Business as usual at Slow Lane this month. It’s nice they’re trying to keep up with what all the other hype brewers are doing but, honestly, if I had a dollar for every 16th century weissbier I’ve had recently I’d be rich enough to start my own brewery. I just wish Slow Lane would try something a bit different, you know?
Speaking of 16th century weissbiers, it’s a good a place as any to start with this quartet. There’s an enormous amount of cool history associated with Bavaria and brewing so I’ll try to keep this short. Very early weissbiers may not have contained any wheat at all and were simply pale beers probably influenced by what was happening in Bohemia. The Reinheitsgebot forbid the use of wheat in beer in 1516, but within 30 years Duke Albrecht V allowed the influential Degenberger dynasty the exclusive right to brew wheat beers. The people loved wheat beer and this made the Degenbergers very wealthy and tied them politically to the ruling Wittelsbacher family.
However, in the 17th century the Degenbergers run out of heirs (as you do) and the sole right to brew wheat beer reverted to the Wittelsbachers. The monopoly on wheat beer was so profitable, at one point it’s estimated that it made up a full third of the total income for the state! Anyway, that’s enough about that, let's talk beer.

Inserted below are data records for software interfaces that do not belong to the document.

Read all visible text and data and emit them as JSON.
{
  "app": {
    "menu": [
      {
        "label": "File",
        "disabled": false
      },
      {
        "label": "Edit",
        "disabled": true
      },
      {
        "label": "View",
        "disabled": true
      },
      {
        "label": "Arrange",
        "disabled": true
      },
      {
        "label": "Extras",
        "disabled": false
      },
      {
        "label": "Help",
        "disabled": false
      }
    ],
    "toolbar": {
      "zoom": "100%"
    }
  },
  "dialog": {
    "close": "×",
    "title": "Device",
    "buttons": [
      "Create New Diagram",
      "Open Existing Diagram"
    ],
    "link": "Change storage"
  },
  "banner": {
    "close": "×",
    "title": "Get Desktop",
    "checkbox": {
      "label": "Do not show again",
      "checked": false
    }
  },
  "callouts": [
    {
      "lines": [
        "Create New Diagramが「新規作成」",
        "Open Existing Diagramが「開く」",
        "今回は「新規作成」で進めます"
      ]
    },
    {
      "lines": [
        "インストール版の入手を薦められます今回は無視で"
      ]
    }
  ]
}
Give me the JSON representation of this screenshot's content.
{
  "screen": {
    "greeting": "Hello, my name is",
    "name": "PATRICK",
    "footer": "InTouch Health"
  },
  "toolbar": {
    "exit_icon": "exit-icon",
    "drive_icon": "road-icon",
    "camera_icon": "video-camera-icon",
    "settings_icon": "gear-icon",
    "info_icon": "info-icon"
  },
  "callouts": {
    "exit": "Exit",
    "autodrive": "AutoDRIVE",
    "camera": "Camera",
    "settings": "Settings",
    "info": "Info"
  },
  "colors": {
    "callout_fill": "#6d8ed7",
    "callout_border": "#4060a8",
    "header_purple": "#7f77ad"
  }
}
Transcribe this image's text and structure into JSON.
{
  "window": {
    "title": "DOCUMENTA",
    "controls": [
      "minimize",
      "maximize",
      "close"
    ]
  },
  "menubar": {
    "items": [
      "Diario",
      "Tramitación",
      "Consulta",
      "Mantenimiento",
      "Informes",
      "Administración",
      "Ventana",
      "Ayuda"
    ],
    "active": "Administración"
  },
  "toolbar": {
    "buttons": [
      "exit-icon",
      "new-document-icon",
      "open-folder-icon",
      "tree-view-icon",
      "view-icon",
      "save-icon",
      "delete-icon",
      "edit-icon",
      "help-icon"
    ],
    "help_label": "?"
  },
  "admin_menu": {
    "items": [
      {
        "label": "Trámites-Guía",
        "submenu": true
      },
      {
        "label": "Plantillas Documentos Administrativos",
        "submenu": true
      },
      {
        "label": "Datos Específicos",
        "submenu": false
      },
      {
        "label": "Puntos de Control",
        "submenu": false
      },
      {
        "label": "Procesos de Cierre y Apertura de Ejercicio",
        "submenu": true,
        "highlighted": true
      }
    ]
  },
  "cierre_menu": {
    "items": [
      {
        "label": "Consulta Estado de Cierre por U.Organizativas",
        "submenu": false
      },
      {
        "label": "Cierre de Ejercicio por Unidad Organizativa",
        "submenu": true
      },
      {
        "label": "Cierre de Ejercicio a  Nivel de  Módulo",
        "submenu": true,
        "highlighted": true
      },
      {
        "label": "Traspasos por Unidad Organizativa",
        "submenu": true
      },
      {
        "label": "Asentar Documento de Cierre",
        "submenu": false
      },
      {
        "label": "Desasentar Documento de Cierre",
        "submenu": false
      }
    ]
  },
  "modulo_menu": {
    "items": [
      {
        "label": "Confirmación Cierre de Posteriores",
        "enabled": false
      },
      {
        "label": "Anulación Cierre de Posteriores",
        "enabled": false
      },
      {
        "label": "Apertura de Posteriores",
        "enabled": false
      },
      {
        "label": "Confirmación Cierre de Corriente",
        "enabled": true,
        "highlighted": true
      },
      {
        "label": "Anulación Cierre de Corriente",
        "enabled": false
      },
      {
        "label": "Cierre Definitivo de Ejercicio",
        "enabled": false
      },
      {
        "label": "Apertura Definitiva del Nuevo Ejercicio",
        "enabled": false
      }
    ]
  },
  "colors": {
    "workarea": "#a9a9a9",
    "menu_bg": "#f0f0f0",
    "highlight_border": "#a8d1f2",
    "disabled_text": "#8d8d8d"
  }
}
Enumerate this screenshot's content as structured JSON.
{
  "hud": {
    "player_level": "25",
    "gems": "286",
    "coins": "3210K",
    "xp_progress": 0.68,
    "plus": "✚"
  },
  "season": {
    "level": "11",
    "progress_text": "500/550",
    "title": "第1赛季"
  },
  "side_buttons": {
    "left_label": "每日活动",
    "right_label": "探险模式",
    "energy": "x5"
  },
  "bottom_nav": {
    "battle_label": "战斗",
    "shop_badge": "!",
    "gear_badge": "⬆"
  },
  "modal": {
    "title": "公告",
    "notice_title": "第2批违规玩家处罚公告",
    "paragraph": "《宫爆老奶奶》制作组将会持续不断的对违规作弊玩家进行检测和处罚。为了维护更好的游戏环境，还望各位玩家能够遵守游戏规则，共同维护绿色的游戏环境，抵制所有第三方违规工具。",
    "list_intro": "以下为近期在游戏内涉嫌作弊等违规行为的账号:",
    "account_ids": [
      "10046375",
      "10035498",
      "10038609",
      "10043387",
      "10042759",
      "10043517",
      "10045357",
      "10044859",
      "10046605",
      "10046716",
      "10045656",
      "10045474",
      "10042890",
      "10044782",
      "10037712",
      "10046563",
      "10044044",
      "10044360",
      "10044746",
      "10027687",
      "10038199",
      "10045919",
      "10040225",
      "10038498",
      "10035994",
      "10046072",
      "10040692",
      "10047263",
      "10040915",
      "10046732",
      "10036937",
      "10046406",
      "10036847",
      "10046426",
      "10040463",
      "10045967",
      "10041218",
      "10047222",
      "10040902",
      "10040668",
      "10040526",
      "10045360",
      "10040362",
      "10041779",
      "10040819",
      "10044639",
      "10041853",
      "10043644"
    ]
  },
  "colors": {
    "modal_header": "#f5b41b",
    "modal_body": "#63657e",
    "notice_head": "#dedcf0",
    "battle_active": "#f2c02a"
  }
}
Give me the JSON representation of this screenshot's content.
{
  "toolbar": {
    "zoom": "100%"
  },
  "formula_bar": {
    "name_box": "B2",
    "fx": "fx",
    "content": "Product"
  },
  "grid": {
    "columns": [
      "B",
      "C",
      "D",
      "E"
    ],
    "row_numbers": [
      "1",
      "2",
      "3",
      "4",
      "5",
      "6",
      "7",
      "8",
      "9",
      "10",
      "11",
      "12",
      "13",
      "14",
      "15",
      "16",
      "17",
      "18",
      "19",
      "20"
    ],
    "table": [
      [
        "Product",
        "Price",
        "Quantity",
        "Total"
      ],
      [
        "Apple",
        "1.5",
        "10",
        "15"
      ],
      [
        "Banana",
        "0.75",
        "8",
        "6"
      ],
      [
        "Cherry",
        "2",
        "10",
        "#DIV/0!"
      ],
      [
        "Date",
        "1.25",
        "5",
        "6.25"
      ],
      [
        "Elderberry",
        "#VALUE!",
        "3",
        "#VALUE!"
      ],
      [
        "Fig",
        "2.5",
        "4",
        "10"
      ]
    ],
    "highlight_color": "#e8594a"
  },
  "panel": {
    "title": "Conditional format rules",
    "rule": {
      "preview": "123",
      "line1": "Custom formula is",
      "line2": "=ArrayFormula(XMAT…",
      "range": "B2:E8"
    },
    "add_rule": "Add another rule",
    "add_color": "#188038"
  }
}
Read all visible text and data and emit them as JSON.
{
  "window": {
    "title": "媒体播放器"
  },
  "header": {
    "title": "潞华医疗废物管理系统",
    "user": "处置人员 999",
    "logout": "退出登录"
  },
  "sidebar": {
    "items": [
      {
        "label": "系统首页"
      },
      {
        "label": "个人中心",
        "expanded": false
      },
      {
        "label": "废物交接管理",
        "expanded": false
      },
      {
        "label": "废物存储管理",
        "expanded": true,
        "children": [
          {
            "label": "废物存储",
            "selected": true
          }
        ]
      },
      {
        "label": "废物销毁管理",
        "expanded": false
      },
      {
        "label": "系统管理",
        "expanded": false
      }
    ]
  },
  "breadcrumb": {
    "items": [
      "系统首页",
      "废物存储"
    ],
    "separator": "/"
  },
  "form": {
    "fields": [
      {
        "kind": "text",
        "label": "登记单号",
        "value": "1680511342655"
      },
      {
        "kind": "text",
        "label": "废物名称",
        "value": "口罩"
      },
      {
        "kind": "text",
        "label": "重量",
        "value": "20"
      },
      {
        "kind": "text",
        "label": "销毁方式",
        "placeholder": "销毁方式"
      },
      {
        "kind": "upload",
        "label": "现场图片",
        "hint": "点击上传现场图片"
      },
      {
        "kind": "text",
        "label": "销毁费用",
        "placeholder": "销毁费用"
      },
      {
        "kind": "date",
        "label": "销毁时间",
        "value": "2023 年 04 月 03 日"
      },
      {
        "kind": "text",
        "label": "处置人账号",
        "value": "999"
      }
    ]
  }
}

Early weissbiers would have been stored in barrels to mature and therefore almost certainly have developed a Brettanomyces culture, so that’s exactly what Slow Lane have done for Regal Authority. A soured German wheat beer is pretty cool in itself, but what’s really noticeable here is the absence of the banana and clove phenolics one would come to expect. Obviously, it’s got something to do with either the introduction of Brett, or the barrel ferment, or a combination of the two. Here the aroma is primarily a bright, Bretty pineapple and vanilla oak. It’s got a juicy tartness too with a kind of salt cracker malt character that is extremely refreshing and devilishly easy to drink.
Next up is Awakening, a collaboration with the Hopsters Cooperative brewery, and it’s a classic Slow Lane mid-strength mixed ferment sour that’s been dry-hopped with Lotus. Lotus is a relatively new experimental hop released by Hopsteiner that has a reputation for a distinctive orange and vanilla combination. Pouring a very pale yellow, the Lotus shines even through the lactobacillus tang. The orange, vanilla and relatively mild tartness gives it a real sports drink vibe. The use of wheat malt gives the body just enough of a platform for the rest. Would be a perfect summertime post exercise treat.
Dark milds have had a mini renaissance in the UK and the US over the last few years. Once the most popular style of beer in the UK, since the 1960s the malty, low ABV style fell out of fashion but has started popping up on taps in breweries throughout the UK [Where I even picked up counterintuitive double and triple milds on a visit in April – Editor] and predominantly in the Pacific north west of the US. I’ve been waiting for it to finally hit in Australia but the trend hasn’t seem to have hit at all down here.
To Put It Mildly is, first and foremost, a very lovely beer to drink. With a very low carbonation and gentle malt sweetness, it’s precisely the kind of beer I’d love to always have available to me in a pint glass, at all times. Smelling of caramel, chocolate and East Kent Goldings and tasting like a less sweet Caramello Koala, Slow Lane have packed so much body into a 3.5 percent ABV beer. Might just email every brewery in the country with the subject line: BREW A DARK MILD YOU COWARDS.
And we finish off June's new releases with the dark mild’s much bigger brother, an English old ale. The English, always with the most imaginative beer names, developed old ales soon after adopting the use of hops from mainland Europe at the end of the 15th century. Without the preservative effects of hop compounds, English beers before this time would have to be drunk very fresh as they would become soured or infected very quickly. English brewers, predominantly in the Burton-upon-Trent region, developed a vat-ageing process with very high gravity beers that were very heavily hopped and sweet. They required aeging to be at all palatable and, thus, this is the beginnings of the old ale.
Not Too Heys is a 9.5 percent ABV old ale that was aged in oak barrels with Brettanomyces to simulate the conditions experienced by a traditional old ale. This is not, in any way, similar to Toohey’s Old. She pours a deep mahogany brown with notes of brown sugared porridge, caramel and the slightest hint of funk. It’s sharper than I expected, with sherry, roasted malt, plum and dusty barrel characters throughout. A good sipper for winter and likely even better with a bit more ageing.
Published June 17, 2022 2022-06-17 00:00:00